━━━ Data extract

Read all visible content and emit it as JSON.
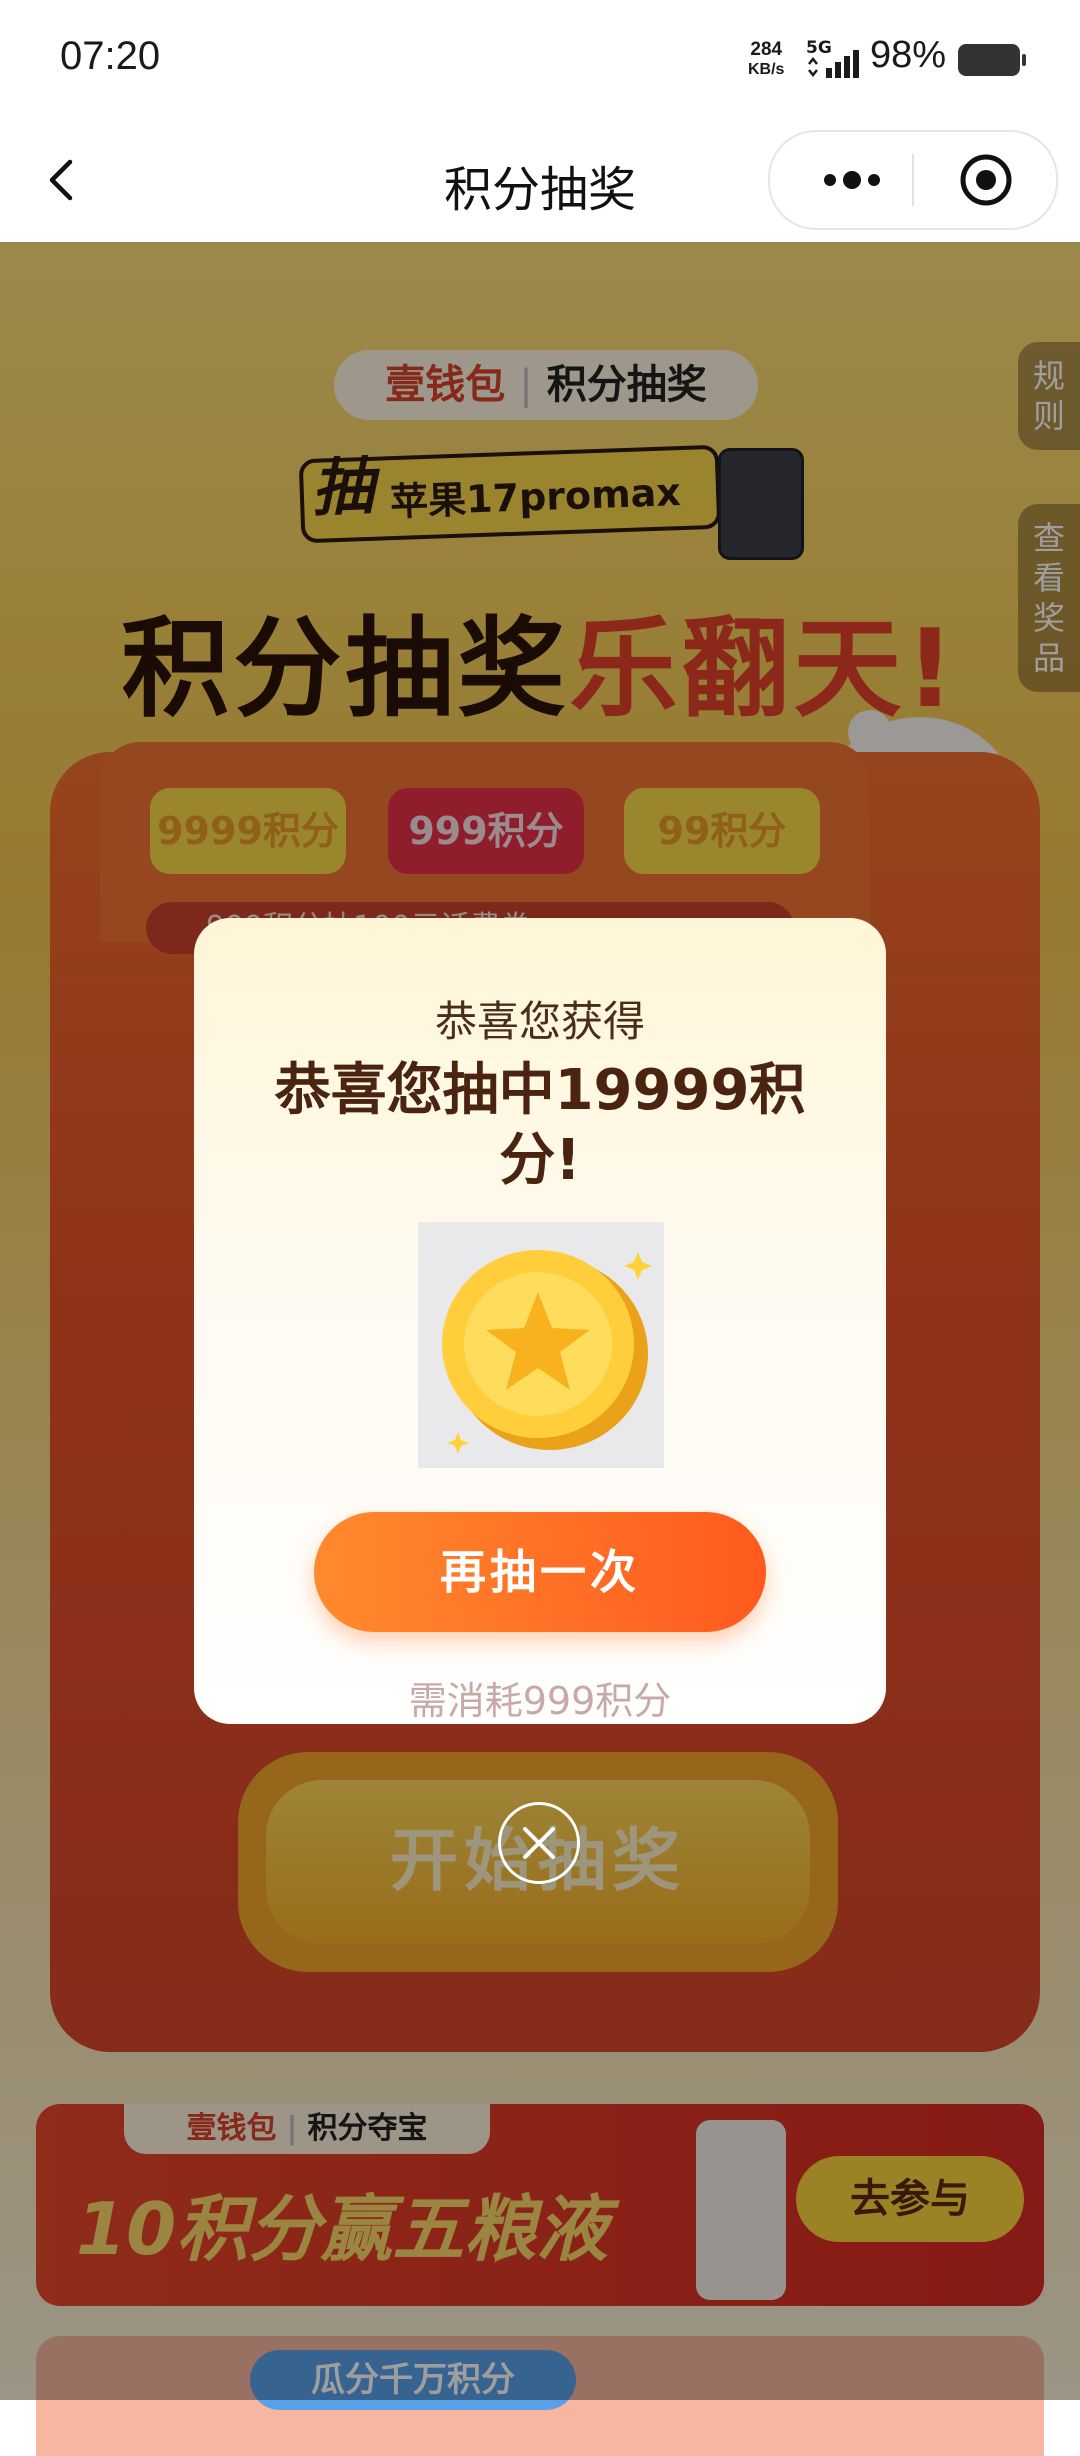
{
  "status_bar": {
    "time": "07:20",
    "net_speed_value": "284",
    "net_speed_unit": "KB/s",
    "network": "5G",
    "battery": "98%"
  },
  "nav": {
    "title": "积分抽奖",
    "back_icon": "chevron-left-icon",
    "more_icon": "more-dots-icon",
    "target_icon": "target-circle-icon"
  },
  "background": {
    "brand_left": "壹钱包",
    "brand_right": "积分抽奖",
    "promo_prefix": "抽",
    "promo_text": "苹果17promax",
    "headline_part1": "积分抽奖",
    "headline_part2": "乐翻天!",
    "side_rules": "规则",
    "side_prizes": "查看奖品",
    "tier_a": "9999积分",
    "tier_b": "999积分",
    "tier_c": "99积分",
    "ticker": "999积分抽100元话费券",
    "start_button": "开始抽奖",
    "banner1_brand_left": "壹钱包",
    "banner1_brand_right": "积分夺宝",
    "banner1_slogan": "10积分赢五粮液",
    "banner1_join": "去参与",
    "banner2_label": "瓜分千万积分"
  },
  "modal": {
    "subtitle": "恭喜您获得",
    "title": "恭喜您抽中19999积分!",
    "image_icon": "gold-star-coin-icon",
    "again_button": "再抽一次",
    "cost_note": "需消耗999积分",
    "close_icon": "close-circle-icon"
  },
  "colors": {
    "accent_orange": "#ff6a24",
    "title_brown": "#4a2410",
    "overlay": "rgba(0,0,0,0.38)"
  }
}
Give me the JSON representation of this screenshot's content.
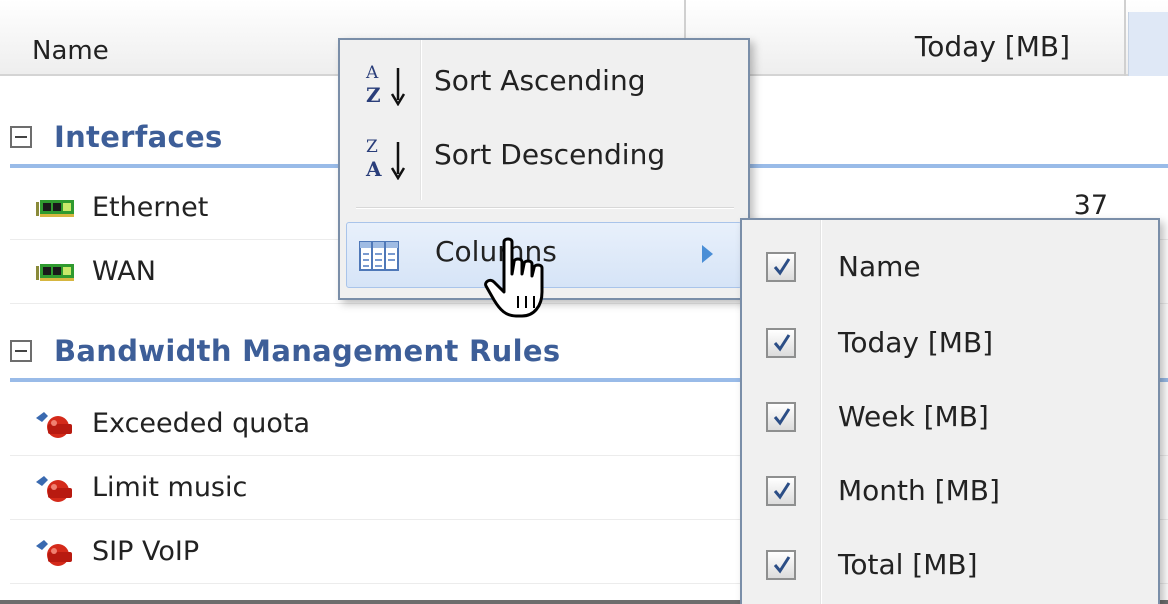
{
  "grid": {
    "columns": {
      "name": "Name",
      "today": "Today [MB]"
    },
    "groups": [
      {
        "label": "Interfaces",
        "rows": [
          {
            "label": "Ethernet",
            "icon": "network-card-icon",
            "today": "37"
          },
          {
            "label": "WAN",
            "icon": "network-card-icon",
            "today": ""
          }
        ]
      },
      {
        "label": "Bandwidth Management Rules",
        "rows": [
          {
            "label": "Exceeded quota",
            "icon": "bandwidth-rule-icon",
            "today": ""
          },
          {
            "label": "Limit music",
            "icon": "bandwidth-rule-icon",
            "today": ""
          },
          {
            "label": "SIP VoIP",
            "icon": "bandwidth-rule-icon",
            "today": ""
          }
        ]
      }
    ]
  },
  "context_menu": {
    "items": [
      {
        "label": "Sort Ascending",
        "icon": "sort-ascending-icon"
      },
      {
        "label": "Sort Descending",
        "icon": "sort-descending-icon"
      },
      {
        "label": "Columns",
        "icon": "columns-icon",
        "active": true
      }
    ]
  },
  "columns_submenu": {
    "items": [
      {
        "label": "Name",
        "checked": true
      },
      {
        "label": "Today [MB]",
        "checked": true
      },
      {
        "label": "Week [MB]",
        "checked": true
      },
      {
        "label": "Month [MB]",
        "checked": true
      },
      {
        "label": "Total [MB]",
        "checked": true
      }
    ]
  },
  "colors": {
    "group_text": "#3d5e98",
    "group_divider": "#99bbe8",
    "menu_highlight": "#d6e4f7",
    "submenu_arrow": "#4a8ed6"
  }
}
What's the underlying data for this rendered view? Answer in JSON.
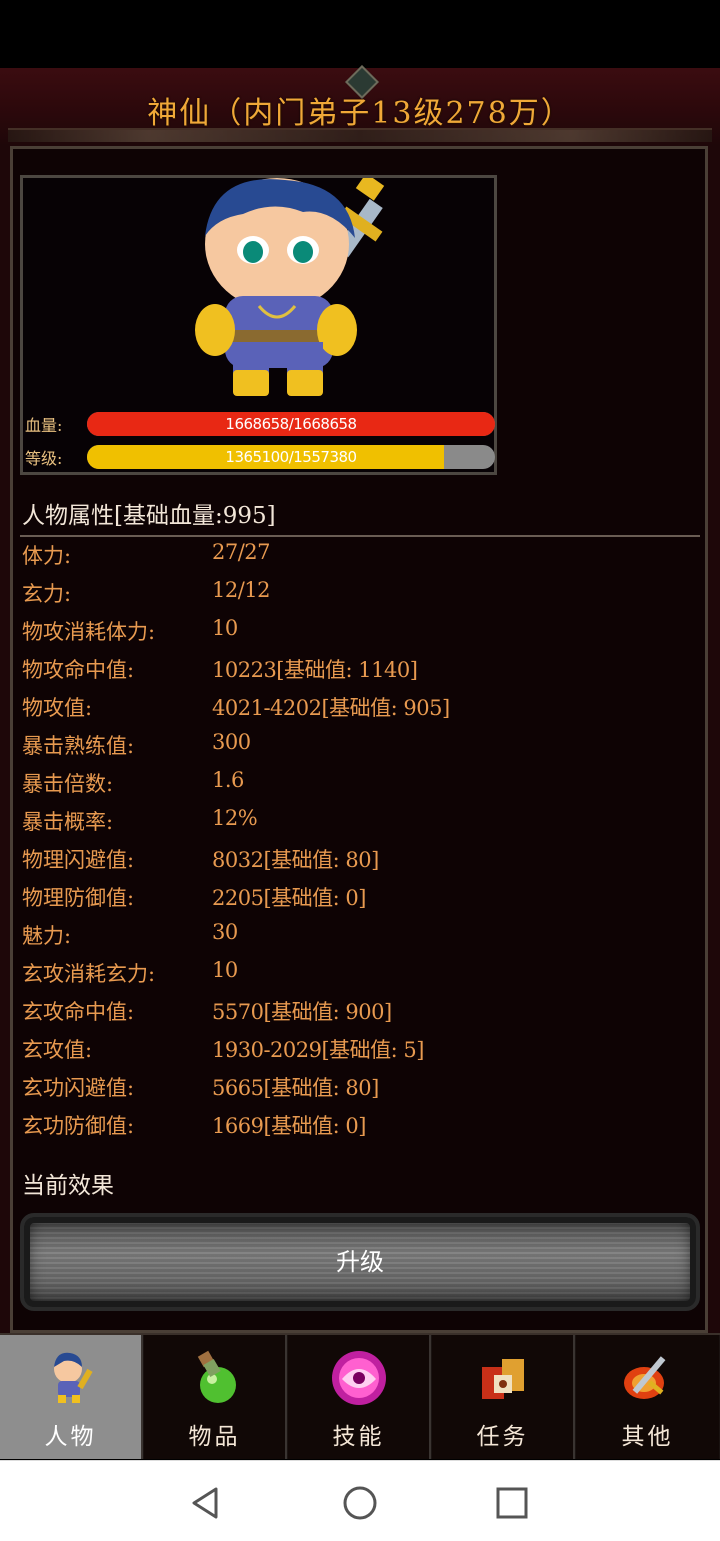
{
  "title": "神仙（内门弟子13级278万）",
  "stats": {
    "hp_label": "血量:",
    "hp_value": "1668658/1668658",
    "hp_ratio": 1.0,
    "level_label": "等级:",
    "level_value": "1365100/1557380",
    "level_ratio": 0.876
  },
  "attributes": {
    "header": "人物属性[基础血量:995]",
    "rows": [
      {
        "key": "体力:",
        "value": "27/27"
      },
      {
        "key": "玄力:",
        "value": "12/12"
      },
      {
        "key": "物攻消耗体力:",
        "value": "10"
      },
      {
        "key": "物攻命中值:",
        "value": "10223[基础值: 1140]"
      },
      {
        "key": "物攻值:",
        "value": "4021-4202[基础值: 905]"
      },
      {
        "key": "暴击熟练值:",
        "value": "300"
      },
      {
        "key": "暴击倍数:",
        "value": "1.6"
      },
      {
        "key": "暴击概率:",
        "value": "12%"
      },
      {
        "key": "物理闪避值:",
        "value": "8032[基础值: 80]"
      },
      {
        "key": "物理防御值:",
        "value": "2205[基础值: 0]"
      },
      {
        "key": "魅力:",
        "value": "30"
      },
      {
        "key": "玄攻消耗玄力:",
        "value": "10"
      },
      {
        "key": "玄攻命中值:",
        "value": "5570[基础值: 900]"
      },
      {
        "key": "玄攻值:",
        "value": "1930-2029[基础值: 5]"
      },
      {
        "key": "玄功闪避值:",
        "value": "5665[基础值: 80]"
      },
      {
        "key": "玄功防御值:",
        "value": "1669[基础值: 0]"
      }
    ]
  },
  "effects_label": "当前效果",
  "upgrade_label": "升级",
  "tabs": [
    {
      "label": "人物",
      "icon": "character-icon",
      "active": true
    },
    {
      "label": "物品",
      "icon": "potion-icon",
      "active": false
    },
    {
      "label": "技能",
      "icon": "skill-orb-icon",
      "active": false
    },
    {
      "label": "任务",
      "icon": "quest-icon",
      "active": false
    },
    {
      "label": "其他",
      "icon": "sword-shield-icon",
      "active": false
    }
  ],
  "nav": [
    "back-icon",
    "home-icon",
    "recents-icon"
  ],
  "colors": {
    "title": "#f0a838",
    "hp": "#e82814",
    "level": "#f0c000",
    "attr": "#e89a50"
  }
}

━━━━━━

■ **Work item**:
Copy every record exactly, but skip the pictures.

■ **Exercise solution**:
Read all visible content and emit it as JSON.
{
  "status_bar": {
    "time": "07:20",
    "net_speed_value": "284",
    "net_speed_unit": "KB/s",
    "network": "5G",
    "battery": "98%"
  },
  "nav": {
    "title": "积分抽奖",
    "back_icon": "chevron-left-icon",
    "more_icon": "more-dots-icon",
    "target_icon": "target-circle-icon"
  },
  "background": {
    "brand_left": "壹钱包",
    "brand_right": "积分抽奖",
    "promo_prefix": "抽",
    "promo_text": "苹果17promax",
    "headline_part1": "积分抽奖",
    "headline_part2": "乐翻天!",
    "side_rules": "规则",
    "side_prizes": "查看奖品",
    "tier_a": "9999积分",
    "tier_b": "999积分",
    "tier_c": "99积分",
    "ticker": "999积分抽100元话费券",
    "start_button": "开始抽奖",
    "banner1_brand_left": "壹钱包",
    "banner1_brand_right": "积分夺宝",
    "banner1_slogan": "10积分赢五粮液",
    "banner1_join": "去参与",
    "banner2_label": "瓜分千万积分"
  },
  "modal": {
    "subtitle": "恭喜您获得",
    "title": "恭喜您抽中19999积分!",
    "image_icon": "gold-star-coin-icon",
    "again_button": "再抽一次",
    "cost_note": "需消耗999积分",
    "close_icon": "close-circle-icon"
  },
  "colors": {
    "accent_orange": "#ff6a24",
    "title_brown": "#4a2410",
    "overlay": "rgba(0,0,0,0.38)"
  }
}
Give me the JSON representation of this screenshot's content.
{
  "grid": {
    "columns": {
      "name": "Name",
      "today": "Today [MB]"
    },
    "groups": [
      {
        "label": "Interfaces",
        "rows": [
          {
            "label": "Ethernet",
            "icon": "network-card-icon",
            "today": "37"
          },
          {
            "label": "WAN",
            "icon": "network-card-icon",
            "today": ""
          }
        ]
      },
      {
        "label": "Bandwidth Management Rules",
        "rows": [
          {
            "label": "Exceeded quota",
            "icon": "bandwidth-rule-icon",
            "today": ""
          },
          {
            "label": "Limit music",
            "icon": "bandwidth-rule-icon",
            "today": ""
          },
          {
            "label": "SIP VoIP",
            "icon": "bandwidth-rule-icon",
            "today": ""
          }
        ]
      }
    ]
  },
  "context_menu": {
    "items": [
      {
        "label": "Sort Ascending",
        "icon": "sort-ascending-icon"
      },
      {
        "label": "Sort Descending",
        "icon": "sort-descending-icon"
      },
      {
        "label": "Columns",
        "icon": "columns-icon",
        "active": true
      }
    ]
  },
  "columns_submenu": {
    "items": [
      {
        "label": "Name",
        "checked": true
      },
      {
        "label": "Today [MB]",
        "checked": true
      },
      {
        "label": "Week [MB]",
        "checked": true
      },
      {
        "label": "Month [MB]",
        "checked": true
      },
      {
        "label": "Total [MB]",
        "checked": true
      }
    ]
  },
  "colors": {
    "group_text": "#3d5e98",
    "group_divider": "#99bbe8",
    "menu_highlight": "#d6e4f7",
    "submenu_arrow": "#4a8ed6"
  }
}
What's the underlying data for this rendered view? Answer in JSON.
{
  "title": "神仙（内门弟子13级278万）",
  "stats": {
    "hp_label": "血量:",
    "hp_value": "1668658/1668658",
    "hp_ratio": 1.0,
    "level_label": "等级:",
    "level_value": "1365100/1557380",
    "level_ratio": 0.876
  },
  "attributes": {
    "header": "人物属性[基础血量:995]",
    "rows": [
      {
        "key": "体力:",
        "value": "27/27"
      },
      {
        "key": "玄力:",
        "value": "12/12"
      },
      {
        "key": "物攻消耗体力:",
        "value": "10"
      },
      {
        "key": "物攻命中值:",
        "value": "10223[基础值: 1140]"
      },
      {
        "key": "物攻值:",
        "value": "4021-4202[基础值: 905]"
      },
      {
        "key": "暴击熟练值:",
        "value": "300"
      },
      {
        "key": "暴击倍数:",
        "value": "1.6"
      },
      {
        "key": "暴击概率:",
        "value": "12%"
      },
      {
        "key": "物理闪避值:",
        "value": "8032[基础值: 80]"
      },
      {
        "key": "物理防御值:",
        "value": "2205[基础值: 0]"
      },
      {
        "key": "魅力:",
        "value": "30"
      },
      {
        "key": "玄攻消耗玄力:",
        "value": "10"
      },
      {
        "key": "玄攻命中值:",
        "value": "5570[基础值: 900]"
      },
      {
        "key": "玄攻值:",
        "value": "1930-2029[基础值: 5]"
      },
      {
        "key": "玄功闪避值:",
        "value": "5665[基础值: 80]"
      },
      {
        "key": "玄功防御值:",
        "value": "1669[基础值: 0]"
      }
    ]
  },
  "effects_label": "当前效果",
  "upgrade_label": "升级",
  "tabs": [
    {
      "label": "人物",
      "icon": "character-icon",
      "active": true
    },
    {
      "label": "物品",
      "icon": "potion-icon",
      "active": false
    },
    {
      "label": "技能",
      "icon": "skill-orb-icon",
      "active": false
    },
    {
      "label": "任务",
      "icon": "quest-icon",
      "active": false
    },
    {
      "label": "其他",
      "icon": "sword-shield-icon",
      "active": false
    }
  ],
  "nav": [
    "back-icon",
    "home-icon",
    "recents-icon"
  ],
  "colors": {
    "title": "#f0a838",
    "hp": "#e82814",
    "level": "#f0c000",
    "attr": "#e89a50"
  }
}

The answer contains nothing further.